Salmonella enterica serovar Choleraesuis (Salmonella Choleraesuis) causes a lethal systemic infection (salmonellosis) in swine. Live attenuated Salmonella Choleraesuis vaccines are effective in preventing the disease, and isolates of Salmonella Choleraesuis with mutations in the cAMP-receptor protein (CRP) gene (Salmonella Choleraesuis δ crp) are the most widely used, although the basis of the attenuation remains unclear. The objective of this study was to determine if the attenuated phenotype of Salmonella Choleraesuis δcrp was due to alterations in susceptibility to gastrointestinal factors such as pH and bile salts, ability to colonize or invade the intestine, or cytotoxicity for macrophages. Compared with the parental strain, the survival rate of Salmonella Choleraesuis δcrp at low pH or in the presence of bile salts was higher, while the ability of the mutant to invade intestinal epithelia was significantly decreased. In examining the role of CRP on the secretory function of the Salmonella pathogenicity island 1 (SPI-1) encoded type III secretion system (T3SS), it was shown that Salmonella Choleraesuis δcrp was unable to secrete the SPI-1 T3SS effector proteins, SopB and SipB, which play a role in Salmonella intestinal invasiveness and macrophage cytotoxicity, respectively. In addition, caspase-1 dependent cytotoxicity for macrophages was significantly reduced in Salmonella Choleraesuis δcrp. Collectively, this study demonstrates that the CRP affects the secretory function of SPI-1 T3SS and the resulting ability to invade the host intestinal epithelium, which is a critical element in the pathogenesis of Salmonella Choleraesuis.

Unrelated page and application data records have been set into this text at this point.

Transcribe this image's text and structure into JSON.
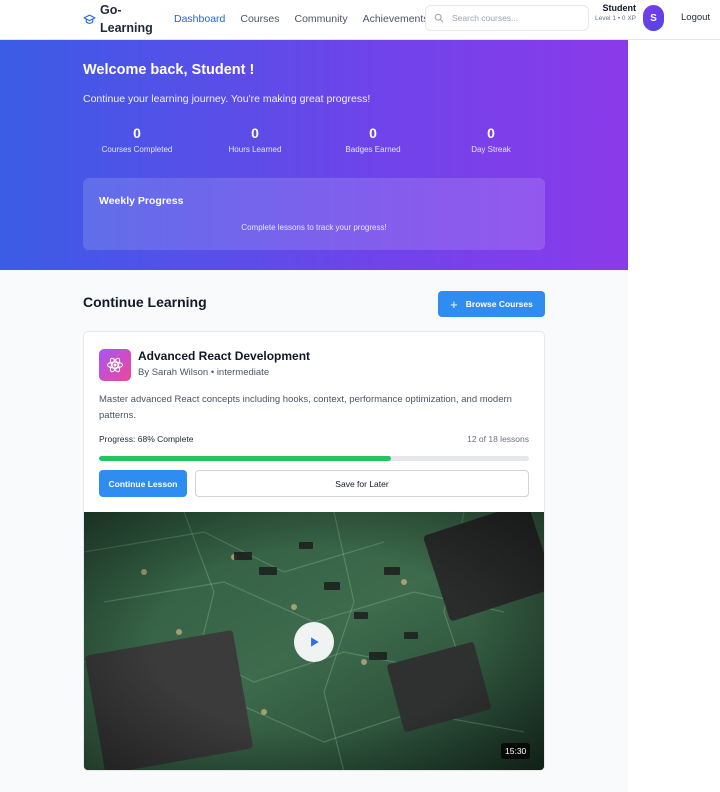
{
  "header": {
    "brand": "Go-Learning",
    "nav": [
      {
        "label": "Dashboard",
        "active": true
      },
      {
        "label": "Courses"
      },
      {
        "label": "Community"
      },
      {
        "label": "Achievements"
      }
    ],
    "search_placeholder": "Search courses...",
    "user_name": "Student",
    "user_level": "Level 1 • 0 XP",
    "avatar_initial": "S",
    "logout_label": "Logout"
  },
  "hero": {
    "title": "Welcome back, Student !",
    "subtitle": "Continue your learning journey. You're making great progress!",
    "stats": [
      {
        "value": "0",
        "label": "Courses Completed"
      },
      {
        "value": "0",
        "label": "Hours Learned"
      },
      {
        "value": "0",
        "label": "Badges Earned"
      },
      {
        "value": "0",
        "label": "Day Streak"
      }
    ],
    "weekly_title": "Weekly Progress",
    "weekly_message": "Complete lessons to track your progress!"
  },
  "main": {
    "section_title": "Continue Learning",
    "browse_label": "Browse Courses",
    "course": {
      "title": "Advanced React Development",
      "meta": "By Sarah Wilson • intermediate",
      "description": "Master advanced React concepts including hooks, context, performance optimization, and modern patterns.",
      "progress_label": "Progress: 68% Complete",
      "progress_percent": 68,
      "lessons_label": "12 of 18 lessons",
      "continue_label": "Continue Lesson",
      "save_label": "Save for Later",
      "video_duration": "15:30"
    }
  },
  "colors": {
    "accent": "#2f8cf0",
    "progress": "#22c55e",
    "hero_start": "#3b5ce6",
    "hero_end": "#8b3aea"
  }
}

- CAMP-receptor protein
- Salmonella enterica serovar Choleraesuis
- Type III secretion system
ASJC Scopus subject areas